Why is personalisation becoming complicated?

The days of consumers feeling like their interaction(s) with a brand was transactional and insincere is largely outdated and soon to be phased out.

A similarity to a single serving friend (someone you meet in a line waiting to be served), where that companionship is short-lived and transactional.

But transactional encounters are quickly morphing into more important and prolonged dialogues between brand and consumer – a true and meaningful value exchange and the driver to that relationship is personal data.

Personalisation is no longer a value-add service of a brand going above and beyond.

It’s now considered a reasonable expectation, with not much thought into the effort required to make personalisation happen.

A consumer’s first party data (data collected and owned by a commercial entity) is becoming an essential (and reliable) source of data that can be used to augment and enable real-time experience personalisation, to shape and mould the next best brand action for the consumer.

Why it’s getting complicated 

Our ability to manage digital consumer identities is increasingly becoming a challenge due to the sunsetting of third-party cookies, further measures in data privacy and limitations to CRM journeys planning and web-based data signals.

That’s why, based on Deloitte’s Global Marketing Trends 2023, 61 per cent of high growth companies are shifting data strategies to incorporate first-party data to enrich their data ecosystem and subsequent personalisation and real-time engagement strategies.

If brands do not consider first party data as a critical element to marketing activities, the following issues will likely come up:

  • Sub-optimal media targeting and inefficient spend
  • Manual on-site content orchestration that does not support real-time personalisation and therefore lower conversation rates
  • Lost sales and/or ill-informed discounting at point of sale resulting in decreased margins
  • Lapsed customers and poorly-executed cross and upsell for current customers

To deliver consumer-led communication is no small task, it requires a plethora of subject matter experts that pay into a larger value chain.

To re-think how to incorporate first-party data into the digital eco-system requires a total rethink to the digital strategy.

Focus on progress

To deploy a robust data strategy that is centred on identity and first-party data management, four broad buckets need to be considered:

Data: Ensure your data is compliant with privacy and consent-based data collection, attached to a single customer view – one customer record.

Tactics: Develop a Martech and data foundation strategy to ensure you can scale operations.

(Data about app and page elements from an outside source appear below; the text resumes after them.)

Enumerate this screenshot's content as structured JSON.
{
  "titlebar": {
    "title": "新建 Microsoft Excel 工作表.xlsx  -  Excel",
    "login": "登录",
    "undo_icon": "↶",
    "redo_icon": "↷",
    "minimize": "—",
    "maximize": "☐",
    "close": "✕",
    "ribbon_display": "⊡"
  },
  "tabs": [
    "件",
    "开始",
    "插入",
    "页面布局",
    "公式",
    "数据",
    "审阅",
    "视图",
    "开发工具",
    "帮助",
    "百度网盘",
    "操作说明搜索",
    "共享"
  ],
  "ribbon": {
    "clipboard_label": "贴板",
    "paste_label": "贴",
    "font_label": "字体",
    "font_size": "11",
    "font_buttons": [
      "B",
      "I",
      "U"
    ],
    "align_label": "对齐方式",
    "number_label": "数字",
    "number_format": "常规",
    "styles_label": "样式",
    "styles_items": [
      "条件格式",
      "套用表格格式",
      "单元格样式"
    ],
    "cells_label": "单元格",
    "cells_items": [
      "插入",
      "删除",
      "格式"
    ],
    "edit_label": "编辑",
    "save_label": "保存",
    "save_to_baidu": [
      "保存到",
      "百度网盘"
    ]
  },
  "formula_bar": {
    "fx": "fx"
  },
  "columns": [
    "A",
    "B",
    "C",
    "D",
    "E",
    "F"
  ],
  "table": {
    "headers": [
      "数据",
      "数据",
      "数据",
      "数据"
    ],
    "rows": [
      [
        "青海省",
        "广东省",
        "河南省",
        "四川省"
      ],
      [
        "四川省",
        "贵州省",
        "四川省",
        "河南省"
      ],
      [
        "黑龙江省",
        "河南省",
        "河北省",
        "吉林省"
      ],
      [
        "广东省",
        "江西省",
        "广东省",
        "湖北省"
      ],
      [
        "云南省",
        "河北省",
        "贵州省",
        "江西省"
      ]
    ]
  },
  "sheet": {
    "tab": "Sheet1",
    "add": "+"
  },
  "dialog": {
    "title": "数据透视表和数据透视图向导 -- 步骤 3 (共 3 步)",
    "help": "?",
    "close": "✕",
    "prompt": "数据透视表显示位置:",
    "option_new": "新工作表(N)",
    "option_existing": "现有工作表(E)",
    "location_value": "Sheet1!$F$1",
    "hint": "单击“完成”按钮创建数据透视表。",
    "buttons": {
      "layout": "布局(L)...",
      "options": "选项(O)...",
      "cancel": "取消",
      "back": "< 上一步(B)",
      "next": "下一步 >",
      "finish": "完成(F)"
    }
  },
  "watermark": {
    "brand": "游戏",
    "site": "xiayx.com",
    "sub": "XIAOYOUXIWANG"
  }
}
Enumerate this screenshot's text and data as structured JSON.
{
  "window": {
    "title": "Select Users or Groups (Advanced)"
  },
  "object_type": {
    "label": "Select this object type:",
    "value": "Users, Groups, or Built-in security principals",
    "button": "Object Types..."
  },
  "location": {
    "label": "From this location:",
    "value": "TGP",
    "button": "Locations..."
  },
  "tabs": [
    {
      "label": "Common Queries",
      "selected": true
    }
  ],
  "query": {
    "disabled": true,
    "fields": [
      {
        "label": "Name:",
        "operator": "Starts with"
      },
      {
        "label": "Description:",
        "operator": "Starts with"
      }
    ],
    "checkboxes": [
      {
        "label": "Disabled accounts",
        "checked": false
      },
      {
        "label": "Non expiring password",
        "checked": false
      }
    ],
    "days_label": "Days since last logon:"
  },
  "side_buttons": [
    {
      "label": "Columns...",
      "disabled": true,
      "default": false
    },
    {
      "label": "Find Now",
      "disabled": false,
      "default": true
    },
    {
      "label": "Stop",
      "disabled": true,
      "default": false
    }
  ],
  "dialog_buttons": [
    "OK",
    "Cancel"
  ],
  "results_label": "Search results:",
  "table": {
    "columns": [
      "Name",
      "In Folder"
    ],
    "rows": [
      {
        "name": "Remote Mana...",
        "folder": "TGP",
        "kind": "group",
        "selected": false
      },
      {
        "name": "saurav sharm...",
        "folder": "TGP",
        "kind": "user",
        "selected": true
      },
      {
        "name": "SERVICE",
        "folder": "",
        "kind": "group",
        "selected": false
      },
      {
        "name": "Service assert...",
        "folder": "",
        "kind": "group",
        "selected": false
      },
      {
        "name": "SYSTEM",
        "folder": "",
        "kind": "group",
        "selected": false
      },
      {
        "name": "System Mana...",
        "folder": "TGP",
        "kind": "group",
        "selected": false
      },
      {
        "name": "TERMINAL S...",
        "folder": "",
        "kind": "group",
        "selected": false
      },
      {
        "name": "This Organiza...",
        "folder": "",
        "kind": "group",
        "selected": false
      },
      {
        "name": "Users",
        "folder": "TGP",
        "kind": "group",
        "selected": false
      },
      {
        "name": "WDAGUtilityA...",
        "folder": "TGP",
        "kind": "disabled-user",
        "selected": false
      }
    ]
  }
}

Data audit and cleanse to understand the quality and quantity of data and improve performance.

Decisioning: Being able to decipher what the customer needs are at ‘moments of truths’ within the brand’s touchpoints, that have feedback loops in place to improve experiences.

Tactics: Conduct a cross-department customer experience mapping exercise to identify opportunities and friction points within the customer journey – starting small and scaling.

Design: Build personalised and creatively rich experiences through tools and methodologies such as Dynamic Content Optimisation (DCO).

Tactics: Perform a content analysis and process definition to enhance omnichannel content delivery, also looking at technical solutions that fit resourcing requirements.

Transformation: Data-driven organisations are centred on the customer needs.  Develop new ways of collaborating to drive lasting change and ultimately further business growth with the total customer lifetime value (TCLV) in mind.

Tactics: Progressively enhance the operational model and ways of working to drive efficiency and effectiveness both agency and client side.

Transformation is never easy, and to consistently drive change teams (client and service provider together) need to celebrate and socialise wins, learn and democratise learnings in an open and transparent environment. Build a learning environment that fosters direct communication.

By Curtis Schmidt, President and Chief Growth Officer MENA at RAPP